___ Data for this task ___

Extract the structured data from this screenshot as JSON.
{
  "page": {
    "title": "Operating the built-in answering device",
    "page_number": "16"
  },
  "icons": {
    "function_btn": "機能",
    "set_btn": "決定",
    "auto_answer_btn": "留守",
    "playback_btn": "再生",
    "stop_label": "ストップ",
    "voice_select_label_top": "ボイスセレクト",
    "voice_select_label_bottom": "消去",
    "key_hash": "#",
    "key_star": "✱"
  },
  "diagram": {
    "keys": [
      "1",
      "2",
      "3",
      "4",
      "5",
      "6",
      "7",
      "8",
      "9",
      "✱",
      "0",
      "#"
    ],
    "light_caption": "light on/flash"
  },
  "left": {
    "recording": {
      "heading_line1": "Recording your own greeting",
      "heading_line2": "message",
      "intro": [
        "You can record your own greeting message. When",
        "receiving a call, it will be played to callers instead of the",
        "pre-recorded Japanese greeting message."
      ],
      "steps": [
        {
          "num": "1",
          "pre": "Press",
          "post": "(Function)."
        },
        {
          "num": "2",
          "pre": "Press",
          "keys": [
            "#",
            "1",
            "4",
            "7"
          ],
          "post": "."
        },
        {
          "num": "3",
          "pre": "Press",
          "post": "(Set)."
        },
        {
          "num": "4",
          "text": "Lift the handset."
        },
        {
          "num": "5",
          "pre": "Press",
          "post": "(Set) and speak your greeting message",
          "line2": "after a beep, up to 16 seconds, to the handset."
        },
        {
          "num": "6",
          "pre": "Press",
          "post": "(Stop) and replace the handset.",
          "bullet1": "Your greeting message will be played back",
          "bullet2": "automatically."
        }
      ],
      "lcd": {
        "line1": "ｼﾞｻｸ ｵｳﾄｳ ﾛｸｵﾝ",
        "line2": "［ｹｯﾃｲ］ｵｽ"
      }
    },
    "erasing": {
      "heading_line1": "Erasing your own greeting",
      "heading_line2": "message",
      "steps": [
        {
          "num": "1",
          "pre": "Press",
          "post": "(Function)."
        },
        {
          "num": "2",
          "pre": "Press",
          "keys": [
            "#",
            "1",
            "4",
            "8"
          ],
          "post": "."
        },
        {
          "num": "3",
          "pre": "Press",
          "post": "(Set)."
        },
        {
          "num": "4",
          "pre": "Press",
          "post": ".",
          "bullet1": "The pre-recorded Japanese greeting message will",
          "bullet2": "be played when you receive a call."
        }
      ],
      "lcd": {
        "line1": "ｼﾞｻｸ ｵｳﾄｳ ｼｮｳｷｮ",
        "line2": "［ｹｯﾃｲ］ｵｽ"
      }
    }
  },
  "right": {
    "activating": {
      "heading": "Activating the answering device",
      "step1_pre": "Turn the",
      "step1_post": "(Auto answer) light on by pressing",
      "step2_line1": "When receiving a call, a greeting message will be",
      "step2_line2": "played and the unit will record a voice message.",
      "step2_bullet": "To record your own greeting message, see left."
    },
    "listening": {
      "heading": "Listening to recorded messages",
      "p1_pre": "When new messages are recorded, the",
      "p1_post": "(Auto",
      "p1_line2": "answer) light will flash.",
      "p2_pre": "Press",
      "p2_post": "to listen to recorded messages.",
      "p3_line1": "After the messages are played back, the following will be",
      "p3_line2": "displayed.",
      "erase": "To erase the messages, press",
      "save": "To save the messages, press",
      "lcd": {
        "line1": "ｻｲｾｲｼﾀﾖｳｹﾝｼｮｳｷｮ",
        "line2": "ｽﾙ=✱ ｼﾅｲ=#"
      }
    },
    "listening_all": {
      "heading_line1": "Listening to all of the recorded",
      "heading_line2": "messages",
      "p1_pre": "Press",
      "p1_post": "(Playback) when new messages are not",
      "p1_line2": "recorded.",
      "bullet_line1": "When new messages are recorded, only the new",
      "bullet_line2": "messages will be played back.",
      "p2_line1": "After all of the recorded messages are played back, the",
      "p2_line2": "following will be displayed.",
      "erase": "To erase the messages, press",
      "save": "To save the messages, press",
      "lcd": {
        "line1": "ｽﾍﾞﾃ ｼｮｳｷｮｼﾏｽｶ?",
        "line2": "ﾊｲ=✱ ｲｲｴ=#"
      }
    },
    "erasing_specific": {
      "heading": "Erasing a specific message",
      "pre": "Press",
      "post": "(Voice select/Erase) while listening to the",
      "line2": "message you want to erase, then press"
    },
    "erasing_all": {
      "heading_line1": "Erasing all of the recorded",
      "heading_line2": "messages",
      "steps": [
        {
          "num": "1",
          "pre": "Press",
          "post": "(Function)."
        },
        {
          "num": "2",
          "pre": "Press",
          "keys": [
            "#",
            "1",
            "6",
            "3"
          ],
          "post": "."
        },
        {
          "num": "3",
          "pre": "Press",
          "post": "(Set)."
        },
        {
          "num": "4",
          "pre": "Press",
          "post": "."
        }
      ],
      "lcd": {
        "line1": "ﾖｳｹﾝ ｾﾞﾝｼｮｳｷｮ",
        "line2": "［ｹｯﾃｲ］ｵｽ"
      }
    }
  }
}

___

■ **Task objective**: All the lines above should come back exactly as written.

■ **Task output**:
Extract the structured data from this screenshot as JSON.
{
  "page": {
    "title": "Operating the built-in answering device",
    "page_number": "16"
  },
  "icons": {
    "function_btn": "機能",
    "set_btn": "決定",
    "auto_answer_btn": "留守",
    "playback_btn": "再生",
    "stop_label": "ストップ",
    "voice_select_label_top": "ボイスセレクト",
    "voice_select_label_bottom": "消去",
    "key_hash": "#",
    "key_star": "✱"
  },
  "diagram": {
    "keys": [
      "1",
      "2",
      "3",
      "4",
      "5",
      "6",
      "7",
      "8",
      "9",
      "✱",
      "0",
      "#"
    ],
    "light_caption": "light on/flash"
  },
  "left": {
    "recording": {
      "heading_line1": "Recording your own greeting",
      "heading_line2": "message",
      "intro": [
        "You can record your own greeting message. When",
        "receiving a call, it will be played to callers instead of the",
        "pre-recorded Japanese greeting message."
      ],
      "steps": [
        {
          "num": "1",
          "pre": "Press",
          "post": "(Function)."
        },
        {
          "num": "2",
          "pre": "Press",
          "keys": [
            "#",
            "1",
            "4",
            "7"
          ],
          "post": "."
        },
        {
          "num": "3",
          "pre": "Press",
          "post": "(Set)."
        },
        {
          "num": "4",
          "text": "Lift the handset."
        },
        {
          "num": "5",
          "pre": "Press",
          "post": "(Set) and speak your greeting message",
          "line2": "after a beep, up to 16 seconds, to the handset."
        },
        {
          "num": "6",
          "pre": "Press",
          "post": "(Stop) and replace the handset.",
          "bullet1": "Your greeting message will be played back",
          "bullet2": "automatically."
        }
      ],
      "lcd": {
        "line1": "ｼﾞｻｸ ｵｳﾄｳ ﾛｸｵﾝ",
        "line2": "［ｹｯﾃｲ］ｵｽ"
      }
    },
    "erasing": {
      "heading_line1": "Erasing your own greeting",
      "heading_line2": "message",
      "steps": [
        {
          "num": "1",
          "pre": "Press",
          "post": "(Function)."
        },
        {
          "num": "2",
          "pre": "Press",
          "keys": [
            "#",
            "1",
            "4",
            "8"
          ],
          "post": "."
        },
        {
          "num": "3",
          "pre": "Press",
          "post": "(Set)."
        },
        {
          "num": "4",
          "pre": "Press",
          "post": ".",
          "bullet1": "The pre-recorded Japanese greeting message will",
          "bullet2": "be played when you receive a call."
        }
      ],
      "lcd": {
        "line1": "ｼﾞｻｸ ｵｳﾄｳ ｼｮｳｷｮ",
        "line2": "［ｹｯﾃｲ］ｵｽ"
      }
    }
  },
  "right": {
    "activating": {
      "heading": "Activating the answering device",
      "step1_pre": "Turn the",
      "step1_post": "(Auto answer) light on by pressing",
      "step2_line1": "When receiving a call, a greeting message will be",
      "step2_line2": "played and the unit will record a voice message.",
      "step2_bullet": "To record your own greeting message, see left."
    },
    "listening": {
      "heading": "Listening to recorded messages",
      "p1_pre": "When new messages are recorded, the",
      "p1_post": "(Auto",
      "p1_line2": "answer) light will flash.",
      "p2_pre": "Press",
      "p2_post": "to listen to recorded messages.",
      "p3_line1": "After the messages are played back, the following will be",
      "p3_line2": "displayed.",
      "erase": "To erase the messages, press",
      "save": "To save the messages, press",
      "lcd": {
        "line1": "ｻｲｾｲｼﾀﾖｳｹﾝｼｮｳｷｮ",
        "line2": "ｽﾙ=✱ ｼﾅｲ=#"
      }
    },
    "listening_all": {
      "heading_line1": "Listening to all of the recorded",
      "heading_line2": "messages",
      "p1_pre": "Press",
      "p1_post": "(Playback) when new messages are not",
      "p1_line2": "recorded.",
      "bullet_line1": "When new messages are recorded, only the new",
      "bullet_line2": "messages will be played back.",
      "p2_line1": "After all of the recorded messages are played back, the",
      "p2_line2": "following will be displayed.",
      "erase": "To erase the messages, press",
      "save": "To save the messages, press",
      "lcd": {
        "line1": "ｽﾍﾞﾃ ｼｮｳｷｮｼﾏｽｶ?",
        "line2": "ﾊｲ=✱ ｲｲｴ=#"
      }
    },
    "erasing_specific": {
      "heading": "Erasing a specific message",
      "pre": "Press",
      "post": "(Voice select/Erase) while listening to the",
      "line2": "message you want to erase, then press"
    },
    "erasing_all": {
      "heading_line1": "Erasing all of the recorded",
      "heading_line2": "messages",
      "steps": [
        {
          "num": "1",
          "pre": "Press",
          "post": "(Function)."
        },
        {
          "num": "2",
          "pre": "Press",
          "keys": [
            "#",
            "1",
            "6",
            "3"
          ],
          "post": "."
        },
        {
          "num": "3",
          "pre": "Press",
          "post": "(Set)."
        },
        {
          "num": "4",
          "pre": "Press",
          "post": "."
        }
      ],
      "lcd": {
        "line1": "ﾖｳｹﾝ ｾﾞﾝｼｮｳｷｮ",
        "line2": "［ｹｯﾃｲ］ｵｽ"
      }
    }
  }
}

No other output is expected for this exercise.